Asking me what I think about beauty, and by the way don’t quote Keats, may be editorially sound, but it’s cruel.  For crying out loud, I am reading Helen Vendler on the Odes.  I kid you not.  I wanted to read Vendler on Wallace Stevens’ long poems but decided to read Keats first because Stevens had gone to school on Keats.

My poems tend to be conversations with writers I admire:  Wallace Stevens, Emily Dickinson, Theodore Roethke.  Lately, I composed a book length sequence and Du Fu made an appearance in every poem.  The sequence is called 3 X 6, Caprices.  The form is Berryman’s Dream Song form.  That’s a kind of conversation, too.

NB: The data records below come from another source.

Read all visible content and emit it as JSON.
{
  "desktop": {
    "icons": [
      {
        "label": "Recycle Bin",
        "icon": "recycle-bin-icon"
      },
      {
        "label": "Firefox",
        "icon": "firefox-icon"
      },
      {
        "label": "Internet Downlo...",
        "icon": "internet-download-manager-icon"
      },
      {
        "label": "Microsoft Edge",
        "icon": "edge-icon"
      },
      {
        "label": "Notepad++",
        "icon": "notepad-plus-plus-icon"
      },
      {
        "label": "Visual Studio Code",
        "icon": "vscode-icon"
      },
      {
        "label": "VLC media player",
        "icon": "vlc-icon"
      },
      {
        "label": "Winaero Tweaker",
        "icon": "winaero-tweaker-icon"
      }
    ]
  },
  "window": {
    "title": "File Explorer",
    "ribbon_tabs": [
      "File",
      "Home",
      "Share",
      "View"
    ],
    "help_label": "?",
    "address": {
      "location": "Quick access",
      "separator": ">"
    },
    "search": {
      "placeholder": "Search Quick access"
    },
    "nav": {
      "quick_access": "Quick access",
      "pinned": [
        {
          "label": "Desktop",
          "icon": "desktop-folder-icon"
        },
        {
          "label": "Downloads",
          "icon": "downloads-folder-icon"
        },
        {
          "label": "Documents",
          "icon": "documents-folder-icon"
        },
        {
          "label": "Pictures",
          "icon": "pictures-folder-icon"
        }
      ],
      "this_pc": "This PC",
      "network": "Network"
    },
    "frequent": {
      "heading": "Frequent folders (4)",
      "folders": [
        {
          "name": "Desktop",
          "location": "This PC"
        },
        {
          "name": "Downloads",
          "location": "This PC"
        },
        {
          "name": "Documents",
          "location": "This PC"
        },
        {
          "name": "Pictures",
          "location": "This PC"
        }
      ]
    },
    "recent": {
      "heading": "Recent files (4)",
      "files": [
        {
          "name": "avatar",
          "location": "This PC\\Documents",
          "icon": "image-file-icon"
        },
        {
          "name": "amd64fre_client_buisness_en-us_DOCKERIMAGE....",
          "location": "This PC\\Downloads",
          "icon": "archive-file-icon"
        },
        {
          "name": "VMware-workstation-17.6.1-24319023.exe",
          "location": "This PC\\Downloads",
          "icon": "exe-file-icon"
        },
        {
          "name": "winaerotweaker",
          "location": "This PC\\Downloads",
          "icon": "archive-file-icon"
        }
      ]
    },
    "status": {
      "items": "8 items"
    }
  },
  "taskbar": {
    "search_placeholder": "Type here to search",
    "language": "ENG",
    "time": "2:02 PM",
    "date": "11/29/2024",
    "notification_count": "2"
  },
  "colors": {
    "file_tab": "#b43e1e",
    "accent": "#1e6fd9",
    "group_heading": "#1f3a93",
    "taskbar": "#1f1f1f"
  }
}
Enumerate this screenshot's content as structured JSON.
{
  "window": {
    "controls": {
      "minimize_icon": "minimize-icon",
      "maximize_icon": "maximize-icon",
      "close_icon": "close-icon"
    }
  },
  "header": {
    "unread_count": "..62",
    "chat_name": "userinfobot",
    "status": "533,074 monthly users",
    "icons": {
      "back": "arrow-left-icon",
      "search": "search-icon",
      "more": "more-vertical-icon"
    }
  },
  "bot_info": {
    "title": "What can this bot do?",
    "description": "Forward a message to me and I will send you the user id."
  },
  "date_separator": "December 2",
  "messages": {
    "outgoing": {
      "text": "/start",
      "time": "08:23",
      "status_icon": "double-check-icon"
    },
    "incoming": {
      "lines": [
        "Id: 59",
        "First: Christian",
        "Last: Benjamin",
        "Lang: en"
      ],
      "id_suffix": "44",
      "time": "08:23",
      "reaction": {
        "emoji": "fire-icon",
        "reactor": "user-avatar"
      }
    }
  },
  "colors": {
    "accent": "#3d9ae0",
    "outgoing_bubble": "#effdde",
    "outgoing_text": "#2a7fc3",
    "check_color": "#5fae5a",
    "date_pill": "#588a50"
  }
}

These poems are post sequence, after the monkey (me) read some W. S. Merwin and wanted to find out how a poem could work without punctuation.  It reminds me of the time my starter went out and I tried to roll the car down a hill to get the engine to turn over.  I had a good idea but also had an automatic transmission.

When I think of beauty, I think of music.  Mozart, Beethoven, Bach.  That kind of music.  Well, it’s been my day job for a long time.  If I could write a poem that does what the opening measures of Debusy’s Pelléas et Mélisande do, I would pay myself a million bucks.  I spent fifteen years writing a poem called Goldberg-Variations that comes from the pov of a piece of music. 

These conversations with poets (and with pieces of music) come about because I’m a shy person.  I’m kind of a non-violent Boo Radley.  I’d rather talk to Emily Dickinson, anyway.  Apart from talent, she and I have a lot in common.

I like what Auden says about poems being contraptions.  I tinker with them.  Then I hang out like Keats in his Ode on Indolence (let’s see if I can get this past the editor) and wait for a new idea.

Maybe I still have time to quote from the children’s story I wrote about Li Po Bunny and Du Fu bunny getting into a drunken brawl in the Green Meadow.  “I knew you when you were Tu Fu,” said Li Po, his words slurred and his four tones hopelessly mixed, the rising falling, the falling reclining. 

“I knew you when you were Li Bai,” said Du Fu just before he tripped over Hedgehog and tumbled gently (very like a cloud) into a clump of milkweed plants, nearly squashing a slew of caterpillars.

Hedgehog, the cup bearer, has the last word on beauty as the two Chinese poets snore peacefully:   

“Hedgehog poured himself a brimming cup of wine.   ‘I am a floating twig,’ he mused, ‘seeking the eastern sea, and the peaches of immortality.’’


Charles Wyatt is the author of two collections of short fiction, (Listening to Mozart, University of Iowa Press, Swan of Tuonela, Hanging Loose Press), a novella (Falling Stones; the Spirit Autobiography of S.M. Jones, Texas Review Press), and three poetry chapbooks (A Girl Sleeping, Sow’s Ear Poetry Review Chapbook Series, Myomancy, Finishing Line Press, Angelicus ex Machina, Finishing Line Press).  He is the recipient of the Beloit Poetry Journal’s 2010 Chad Walsh Prize and the Writers at Work 2013 Fellowship in Poetry.  A poetry collection, Goldberg-Variations, was published by Carolina Wren Press in 2015.

A graduate of the Curtis Institute of Music (BM), The Philadelphia Musical Academy (MM), and Warren Wilson College (MFA), he has served as visiting writer at Binghamton University, Denison University, The University of Central Oklahoma, Purdue University, and Oberlin College.  He currently teaches in the Low Residency Program of the University of Nebraska Omaha and the Writing Program of UCLA Extension.

Before this, he was principal flutist of the Nashville Symphony for 25 years.